Breaking Down A Fort Bend County Bicycle Accident Claim
In 2021, tens of thousands of bicyclists were killed or seriously injured in collisions. These collisions cost over $23 billion. These costs are so high because the injuries in these cases are usually so severe. They include head injuries, broken bones, and other wounds that, in many cases, never fully heal. Because of the high cost, insurance company lawyers do almost anything to reduce or deny compensation in these cases.
A Missouri City bicycle accident attorney, on the other hand, does almost anything to obtain maximum compensation for these victims, This compensation usually includes money for economic losses, such as medical bills, and noneconomic losses, such as pain and suffering. Additional punitive damages may be available as well, in some extreme cases. Perhaps more importantly, only an attorney guides victims through the complex claims process, giving them solid legal advice all along the way.
Driver error causes over 98 percent of the bicycle wrecks in Texas. Usually, this error is negligence, or a lack of care. An ordinary negligence claim in Harris County has four basic components:
- Duty: Most vehicle operators have a duty of reasonable care. They must be at their best, mentally, physically, and otherwise, whenever they operate motor vehicles. Then, as they drive, they must obey the rules of the road and always drive defensively. Uber drivers and other commercial operators have a higher duty of care in Texas.
- Breach: We mentioned two common breaches of duty above. Many people are under the influence of alcohol and/or drugs when they get behind the wheel. Others are dangerously distracted or fatigued. Driving defensively and obeying the rules of the road means avoiding aggressive driving, like tailgating or speeding.
- Cause: A Missouri City personal injury attorney must connect the breach with the damages. Adverse weather, like wet roads, may contribute to a wreck. However, driver error causes the wreck. Additionally, victim/plaintiffs must prove foreseeability (possibility) of injury. If an ambulance crashes on the way to a hospital, that’s not a foreseeable injury, as far as the tortfeasor (negligent driver) is concerned.

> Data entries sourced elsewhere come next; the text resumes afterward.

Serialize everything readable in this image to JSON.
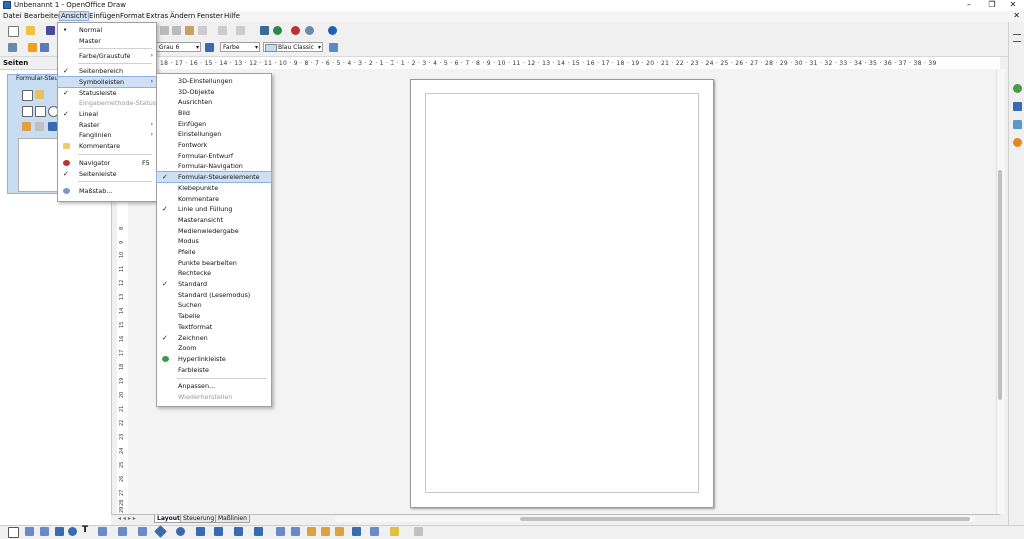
{
  "window": {
    "title": "Unbenannt 1 - OpenOffice Draw",
    "minimize": "–",
    "maximize": "❐",
    "close": "✕"
  },
  "menubar": {
    "items": [
      "Datei",
      "Bearbeiten",
      "Ansicht",
      "Einfügen",
      "Format",
      "Extras",
      "Ändern",
      "Fenster",
      "Hilfe"
    ],
    "close_doc": "✕"
  },
  "toolbar2": {
    "line_color": "Grau 6",
    "fill_type": "Farbe",
    "fill_color": "Blau Classic"
  },
  "pages_panel": {
    "title": "Seiten",
    "close": "✕",
    "floating_toolbar_title": "Formular-Steu"
  },
  "ruler": {
    "horizontal": "18 · 17 · 16 · 15 · 14 · 13 · 12 · 11 · 10 · 9 · 8 · 7 · 6 · 5 · 4 · 3 · 2 · 1 · ⌶ · 1 · 2 · 3 · 4 · 5 · 6 · 7 · 8 · 9 · 10 · 11 · 12 · 13 · 14 · 15 · 16 · 17 · 18 · 19 · 20 · 21 · 22 · 23 · 24 · 25 · 26 · 27 · 28 · 29 · 30 · 31 · 32 · 33 · 34 · 35 · 36 · 37 · 38 · 39",
    "vertical": [
      "8",
      "9",
      "10",
      "11",
      "12",
      "13",
      "14",
      "15",
      "16",
      "17",
      "18",
      "19",
      "20",
      "21",
      "22",
      "23",
      "24",
      "25",
      "26",
      "27",
      "28",
      "29"
    ]
  },
  "tabs": [
    "Layout",
    "Steuerung",
    "Maßlinien"
  ],
  "ansicht_menu": {
    "items": [
      {
        "label": "Normal",
        "check": "•"
      },
      {
        "label": "Master",
        "check": ""
      },
      {
        "label": "Farbe/Graustufe",
        "check": "",
        "submenu": "›"
      },
      {
        "label": "Seitenbereich",
        "check": "✓"
      },
      {
        "label": "Symbolleisten",
        "check": "",
        "submenu": "›"
      },
      {
        "label": "Statusleiste",
        "check": "✓"
      },
      {
        "label": "Eingabemethode-Status",
        "check": ""
      },
      {
        "label": "Lineal",
        "check": "✓"
      },
      {
        "label": "Raster",
        "check": "",
        "submenu": "›"
      },
      {
        "label": "Fanglinien",
        "check": "",
        "submenu": "›"
      },
      {
        "label": "Kommentare",
        "check": ""
      },
      {
        "label": "Navigator",
        "check": "",
        "shortcut": "F5"
      },
      {
        "label": "Seitenleiste",
        "check": "✓"
      },
      {
        "label": "Maßstab...",
        "check": ""
      }
    ]
  },
  "symbolleisten_menu": {
    "items": [
      {
        "label": "3D-Einstellungen",
        "check": ""
      },
      {
        "label": "3D-Objekte",
        "check": ""
      },
      {
        "label": "Ausrichten",
        "check": ""
      },
      {
        "label": "Bild",
        "check": ""
      },
      {
        "label": "Einfügen",
        "check": ""
      },
      {
        "label": "Einstellungen",
        "check": ""
      },
      {
        "label": "Fontwork",
        "check": ""
      },
      {
        "label": "Formular-Entwurf",
        "check": ""
      },
      {
        "label": "Formular-Navigation",
        "check": ""
      },
      {
        "label": "Formular-Steuerelemente",
        "check": "✓"
      },
      {
        "label": "Klebepunkte",
        "check": ""
      },
      {
        "label": "Kommentare",
        "check": ""
      },
      {
        "label": "Linie und Füllung",
        "check": "✓"
      },
      {
        "label": "Masteransicht",
        "check": ""
      },
      {
        "label": "Medienwiedergabe",
        "check": ""
      },
      {
        "label": "Modus",
        "check": ""
      },
      {
        "label": "Pfeile",
        "check": ""
      },
      {
        "label": "Punkte bearbeiten",
        "check": ""
      },
      {
        "label": "Rechtecke",
        "check": ""
      },
      {
        "label": "Standard",
        "check": "✓"
      },
      {
        "label": "Standard (Lesemodus)",
        "check": ""
      },
      {
        "label": "Suchen",
        "check": ""
      },
      {
        "label": "Tabelle",
        "check": ""
      },
      {
        "label": "Textformat",
        "check": ""
      },
      {
        "label": "Zeichnen",
        "check": "✓"
      },
      {
        "label": "Zoom",
        "check": ""
      },
      {
        "label": "Hyperlinkleiste",
        "check": ""
      },
      {
        "label": "Farbleiste",
        "check": ""
      },
      {
        "label": "Anpassen...",
        "check": ""
      },
      {
        "label": "Wiederherstellen",
        "check": ""
      }
    ]
  }
}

- Damages: Usually, victims must sustain a tangible injury to obtain the aforementioned compensation. There’s a difference between a tangible injury and a visible injury. Damages for pure emotional distress may be available as well. Frequently, an attorney must file a separate claim in these situations.
Victim/plaintiffs must prove every element in negligence cases by a preponderance of the evidence (more likely than not).
Establishing a basic negligence case isn’t enough. Victim/plaintiffs must also refute comparative fault, the bicycle helmet defense, and other common insurance company defenses in bicycle wreck claims.
Comparative fault basically shifts blame from the tortfeasor to the victim. An insurance company lawyer might admit the tortfeasor turned unsafely and blame the wreck on the bicyclist’s alleged failure to keep a proper lookout.
Texas is a modified comparative fault state with a 51 percent threshold. If the victim is less than 49 percent responsible for the wreck, the tortfeasor must pay a proportionate share of compensation.
The bicycle helmet defense is quite complex. Texas doesn’t have a universal bicycle helmet law. However, under current law, insurance company lawyers might be able to use the victim’s failure to wear a helmet as evidence in court. If the judge allows this strategy, jurors must normally divide fault on a percentage basis, as they do with the comparative fault defense.
Insurance company lawyers must do more than cite safety statistics. They must prove that the victim’s failure to wear a helmet, and not the tortfeasor’s negligence, caused the victim’s damages.
Work With a Dedicated Fort Bend County Attorney
Injury victims are entitled to significant compensation. For a free consultation with an experienced personal injury attorney in Missouri City, contact the Henrietta Ezeoke Law Firm. You have a limited amount of time to act.